Stored records:
+++
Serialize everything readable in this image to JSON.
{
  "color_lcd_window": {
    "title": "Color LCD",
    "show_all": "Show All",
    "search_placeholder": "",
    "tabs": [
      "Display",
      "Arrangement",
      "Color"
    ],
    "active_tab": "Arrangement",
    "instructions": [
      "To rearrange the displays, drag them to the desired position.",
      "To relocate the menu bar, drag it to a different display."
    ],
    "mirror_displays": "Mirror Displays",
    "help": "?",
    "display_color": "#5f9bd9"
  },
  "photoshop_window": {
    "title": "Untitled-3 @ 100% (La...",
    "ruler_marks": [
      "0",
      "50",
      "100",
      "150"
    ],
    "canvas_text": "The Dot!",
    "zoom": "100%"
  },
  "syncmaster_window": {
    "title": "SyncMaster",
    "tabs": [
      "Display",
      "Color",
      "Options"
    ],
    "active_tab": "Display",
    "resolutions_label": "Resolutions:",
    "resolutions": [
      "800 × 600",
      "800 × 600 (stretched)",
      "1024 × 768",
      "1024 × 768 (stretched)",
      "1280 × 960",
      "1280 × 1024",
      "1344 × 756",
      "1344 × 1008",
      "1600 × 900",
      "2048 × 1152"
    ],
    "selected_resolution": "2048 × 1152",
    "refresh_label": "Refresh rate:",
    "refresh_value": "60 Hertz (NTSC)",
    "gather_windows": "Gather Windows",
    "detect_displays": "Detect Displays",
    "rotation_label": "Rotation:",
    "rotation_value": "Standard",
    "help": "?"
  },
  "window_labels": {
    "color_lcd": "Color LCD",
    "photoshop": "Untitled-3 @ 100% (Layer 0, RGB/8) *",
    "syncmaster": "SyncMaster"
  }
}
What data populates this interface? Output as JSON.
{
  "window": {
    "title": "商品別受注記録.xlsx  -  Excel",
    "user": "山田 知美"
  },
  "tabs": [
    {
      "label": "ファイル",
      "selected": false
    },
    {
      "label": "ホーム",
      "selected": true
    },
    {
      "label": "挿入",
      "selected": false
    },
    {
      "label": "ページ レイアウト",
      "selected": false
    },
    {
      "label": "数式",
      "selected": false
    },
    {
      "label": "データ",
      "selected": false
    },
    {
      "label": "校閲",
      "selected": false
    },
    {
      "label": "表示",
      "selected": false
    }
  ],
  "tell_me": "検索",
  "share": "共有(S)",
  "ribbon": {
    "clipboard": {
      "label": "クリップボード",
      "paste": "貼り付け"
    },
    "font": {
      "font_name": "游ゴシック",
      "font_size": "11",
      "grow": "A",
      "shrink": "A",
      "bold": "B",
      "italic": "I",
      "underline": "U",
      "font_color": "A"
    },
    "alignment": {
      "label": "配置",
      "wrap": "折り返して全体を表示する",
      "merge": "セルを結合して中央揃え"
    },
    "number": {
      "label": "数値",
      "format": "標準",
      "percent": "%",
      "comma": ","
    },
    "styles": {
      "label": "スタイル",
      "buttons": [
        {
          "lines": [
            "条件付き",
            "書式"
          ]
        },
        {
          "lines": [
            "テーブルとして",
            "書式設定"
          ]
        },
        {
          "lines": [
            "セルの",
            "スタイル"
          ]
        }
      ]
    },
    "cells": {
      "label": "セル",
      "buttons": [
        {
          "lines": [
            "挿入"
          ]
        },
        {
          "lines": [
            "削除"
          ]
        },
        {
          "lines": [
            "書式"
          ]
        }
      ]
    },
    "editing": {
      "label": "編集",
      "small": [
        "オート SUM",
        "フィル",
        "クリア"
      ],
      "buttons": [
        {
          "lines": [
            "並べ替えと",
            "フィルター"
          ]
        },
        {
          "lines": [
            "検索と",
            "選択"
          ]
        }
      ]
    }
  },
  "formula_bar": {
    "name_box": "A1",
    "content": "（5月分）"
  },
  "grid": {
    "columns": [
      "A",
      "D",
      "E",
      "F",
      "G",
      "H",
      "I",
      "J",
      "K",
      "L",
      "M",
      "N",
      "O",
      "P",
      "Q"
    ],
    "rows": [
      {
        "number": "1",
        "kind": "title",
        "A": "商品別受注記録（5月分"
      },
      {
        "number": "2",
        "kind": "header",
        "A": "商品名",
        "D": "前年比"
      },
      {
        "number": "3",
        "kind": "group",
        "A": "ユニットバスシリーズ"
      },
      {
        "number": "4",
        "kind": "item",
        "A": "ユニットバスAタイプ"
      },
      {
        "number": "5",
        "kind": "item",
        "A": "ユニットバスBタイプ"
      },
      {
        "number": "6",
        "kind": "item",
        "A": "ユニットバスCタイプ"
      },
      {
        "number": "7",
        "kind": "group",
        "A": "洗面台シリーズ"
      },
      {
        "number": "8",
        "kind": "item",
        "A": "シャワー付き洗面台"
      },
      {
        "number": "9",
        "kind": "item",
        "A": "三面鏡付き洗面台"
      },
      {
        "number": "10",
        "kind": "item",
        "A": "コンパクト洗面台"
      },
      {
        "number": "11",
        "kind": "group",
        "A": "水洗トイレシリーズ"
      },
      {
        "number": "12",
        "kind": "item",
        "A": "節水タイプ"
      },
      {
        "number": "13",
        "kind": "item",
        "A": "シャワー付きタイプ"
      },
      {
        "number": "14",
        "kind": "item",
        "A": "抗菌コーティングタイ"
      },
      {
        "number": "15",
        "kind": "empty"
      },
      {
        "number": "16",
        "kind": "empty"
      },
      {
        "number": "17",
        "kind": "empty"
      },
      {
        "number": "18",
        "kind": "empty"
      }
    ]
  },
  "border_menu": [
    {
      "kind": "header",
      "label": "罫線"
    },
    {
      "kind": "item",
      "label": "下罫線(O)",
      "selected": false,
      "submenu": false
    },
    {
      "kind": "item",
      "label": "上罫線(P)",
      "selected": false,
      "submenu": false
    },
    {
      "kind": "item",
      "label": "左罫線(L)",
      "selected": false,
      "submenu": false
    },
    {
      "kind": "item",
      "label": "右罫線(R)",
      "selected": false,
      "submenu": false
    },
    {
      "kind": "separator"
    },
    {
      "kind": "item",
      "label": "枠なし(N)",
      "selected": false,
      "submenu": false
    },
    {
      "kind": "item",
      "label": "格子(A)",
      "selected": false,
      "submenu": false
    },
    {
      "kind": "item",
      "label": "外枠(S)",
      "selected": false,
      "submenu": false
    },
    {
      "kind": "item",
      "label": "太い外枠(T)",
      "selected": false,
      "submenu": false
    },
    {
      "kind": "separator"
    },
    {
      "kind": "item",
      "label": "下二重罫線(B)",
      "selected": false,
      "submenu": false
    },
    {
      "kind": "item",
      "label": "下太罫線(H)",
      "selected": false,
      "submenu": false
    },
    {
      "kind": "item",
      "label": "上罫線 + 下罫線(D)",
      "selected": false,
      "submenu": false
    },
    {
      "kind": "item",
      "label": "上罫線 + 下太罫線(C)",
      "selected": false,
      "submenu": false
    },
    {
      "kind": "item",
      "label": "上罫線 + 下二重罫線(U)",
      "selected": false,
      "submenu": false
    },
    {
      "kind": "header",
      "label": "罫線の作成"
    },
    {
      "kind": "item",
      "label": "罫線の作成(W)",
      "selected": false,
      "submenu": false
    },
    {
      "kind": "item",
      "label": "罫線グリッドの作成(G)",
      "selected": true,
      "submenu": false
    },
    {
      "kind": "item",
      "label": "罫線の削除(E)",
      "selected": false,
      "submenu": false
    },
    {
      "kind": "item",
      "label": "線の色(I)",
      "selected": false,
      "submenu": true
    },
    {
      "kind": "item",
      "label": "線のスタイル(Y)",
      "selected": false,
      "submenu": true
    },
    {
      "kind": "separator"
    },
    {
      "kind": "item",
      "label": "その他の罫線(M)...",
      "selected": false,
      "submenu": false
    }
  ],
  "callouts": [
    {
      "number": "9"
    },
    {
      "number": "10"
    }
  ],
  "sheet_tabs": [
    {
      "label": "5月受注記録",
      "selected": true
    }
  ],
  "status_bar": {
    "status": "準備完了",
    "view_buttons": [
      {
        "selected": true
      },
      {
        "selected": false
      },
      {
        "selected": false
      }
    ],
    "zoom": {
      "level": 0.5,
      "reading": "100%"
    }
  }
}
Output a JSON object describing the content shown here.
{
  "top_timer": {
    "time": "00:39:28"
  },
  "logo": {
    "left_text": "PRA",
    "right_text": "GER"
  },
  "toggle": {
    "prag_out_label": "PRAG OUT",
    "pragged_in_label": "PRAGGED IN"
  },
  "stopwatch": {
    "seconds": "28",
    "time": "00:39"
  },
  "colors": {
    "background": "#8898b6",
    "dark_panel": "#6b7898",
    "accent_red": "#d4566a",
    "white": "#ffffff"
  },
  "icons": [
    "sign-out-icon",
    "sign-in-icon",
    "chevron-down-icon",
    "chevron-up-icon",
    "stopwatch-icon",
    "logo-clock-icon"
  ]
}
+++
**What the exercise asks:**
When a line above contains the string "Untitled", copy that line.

**Your response:**
    "title": "Untitled-3 @ 100% (La...",
    "photoshop": "Untitled-3 @ 100% (Layer 0, RGB/8) *",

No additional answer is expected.